The first time I saw CJ Harris play was in the Frank Spencer Holiday Classic his senior year at Mt. Tabor High School. He was easily the best player on the court and it was encouraging to know that he was staying in town to play at Wake Forest. Unfortunately (for him) his tenure coincided with one of the most challenging times in the history of Wake Forest basketball. Fortunately (for us) he stuck it out and didn't transfer to another more stable program. He, along with Travis McKie, have been the players who have been most responsible for keeping the program from totally flaming out. They've shown tremendous character in fulfilling their roles for the Wake hoops program so it should not come as a surpise that Harris would write this thank you letter to the Wake Forest community. Here's an excerpt:

Thank you so much for the kind words and love that you have shown me and my family over the past four years. That is more precious to me than any victory on the court, as your words have truly help define who I am today.

While I am sad that my career at Wake Forest has come to an end, I see nothing but a bright future for the Deacs. I know that I have helped lay the foundation for this program to achieve the success we can all be proud of. My teammates and the coaching staff are working hard to get there, and they deserve your continued support and enthusiasm. 

Thank you again for making these past four years truly special.

Always a Deac!


“The time has come for us all to act like we’ve got some sense.”

Winston-Salem Journal sports reporter Dan Collins, who covers the Wake Forest beat, wrote the sentence that is the headline for this post. He wrote it as part of a piece on what he thinks we need to see from Wake fans who are at odds over the direction the school's basketball program is heading. He also wrote:

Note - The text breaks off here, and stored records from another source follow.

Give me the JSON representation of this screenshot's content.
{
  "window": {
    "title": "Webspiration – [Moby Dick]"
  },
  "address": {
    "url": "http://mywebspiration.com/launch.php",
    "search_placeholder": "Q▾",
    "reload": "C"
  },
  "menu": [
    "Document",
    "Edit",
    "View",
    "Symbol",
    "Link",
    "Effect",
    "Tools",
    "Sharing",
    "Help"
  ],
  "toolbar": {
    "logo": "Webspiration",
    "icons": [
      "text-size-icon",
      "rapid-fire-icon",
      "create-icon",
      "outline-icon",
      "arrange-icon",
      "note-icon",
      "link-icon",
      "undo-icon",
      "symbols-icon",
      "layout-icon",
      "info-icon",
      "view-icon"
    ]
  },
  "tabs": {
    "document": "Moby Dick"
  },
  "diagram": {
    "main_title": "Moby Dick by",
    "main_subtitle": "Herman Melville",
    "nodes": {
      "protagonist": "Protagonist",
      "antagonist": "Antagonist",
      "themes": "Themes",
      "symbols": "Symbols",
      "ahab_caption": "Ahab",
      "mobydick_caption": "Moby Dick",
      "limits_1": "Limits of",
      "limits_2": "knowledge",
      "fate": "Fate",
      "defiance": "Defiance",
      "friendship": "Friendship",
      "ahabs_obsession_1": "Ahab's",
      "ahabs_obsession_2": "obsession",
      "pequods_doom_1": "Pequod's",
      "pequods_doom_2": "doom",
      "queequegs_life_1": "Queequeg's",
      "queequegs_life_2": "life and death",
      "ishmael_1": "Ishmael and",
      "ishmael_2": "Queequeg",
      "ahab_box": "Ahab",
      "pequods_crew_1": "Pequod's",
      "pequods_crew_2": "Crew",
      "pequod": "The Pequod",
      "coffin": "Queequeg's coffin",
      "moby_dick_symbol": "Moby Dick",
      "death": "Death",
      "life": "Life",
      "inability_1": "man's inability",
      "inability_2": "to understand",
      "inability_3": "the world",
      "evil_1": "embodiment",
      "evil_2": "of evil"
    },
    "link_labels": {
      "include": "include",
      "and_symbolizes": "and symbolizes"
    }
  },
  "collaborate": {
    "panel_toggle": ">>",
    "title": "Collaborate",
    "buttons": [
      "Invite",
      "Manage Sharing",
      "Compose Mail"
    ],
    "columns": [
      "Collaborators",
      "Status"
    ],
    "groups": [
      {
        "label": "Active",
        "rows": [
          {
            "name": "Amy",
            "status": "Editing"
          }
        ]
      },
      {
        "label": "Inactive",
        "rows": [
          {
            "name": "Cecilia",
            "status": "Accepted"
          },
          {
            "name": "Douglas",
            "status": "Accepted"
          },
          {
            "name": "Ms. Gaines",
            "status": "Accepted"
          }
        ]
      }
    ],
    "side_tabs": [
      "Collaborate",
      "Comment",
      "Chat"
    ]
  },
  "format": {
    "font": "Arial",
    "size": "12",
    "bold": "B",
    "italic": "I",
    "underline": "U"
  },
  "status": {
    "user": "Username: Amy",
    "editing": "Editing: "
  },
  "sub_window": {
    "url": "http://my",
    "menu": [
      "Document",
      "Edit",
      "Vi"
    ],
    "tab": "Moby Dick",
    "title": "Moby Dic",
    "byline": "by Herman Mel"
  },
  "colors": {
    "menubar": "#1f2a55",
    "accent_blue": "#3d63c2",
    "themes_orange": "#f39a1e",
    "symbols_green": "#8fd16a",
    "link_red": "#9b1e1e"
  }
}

What does rankle me, however, is to see the utter lack of respect some have for opinions other than their own. And it rankles me to see what lengths some go to discredit and even vilify those who decline to walk lockstep in any direction they feel the argument should — no, must — go. 

It's very important here that I repeat, I'm talking about voices from both sides of the divide…

The worst moments, though, have come with the ridicule and vilest of rhetoric that has been tossed back and forth. Such hate and vitriol should be denounced by any fair-minded individual.

The unfortunate incident at the end of the Wake-Maryland game left a bitter taste I've yet to get out of my mouth. I've heard some say that what the person did was unacceptable, but they understand his frustration.

No, that's wrong. Unacceptable is unacceptable. To qualify it with the word but is to mitigate how wrong it was.

Collins is being very politic in his choice of words. There's a phrase that could be used to describe the fans' behavior and would be both succinct and accurate if not politic: Many Wake fans have been showing their butts and they need to just stop.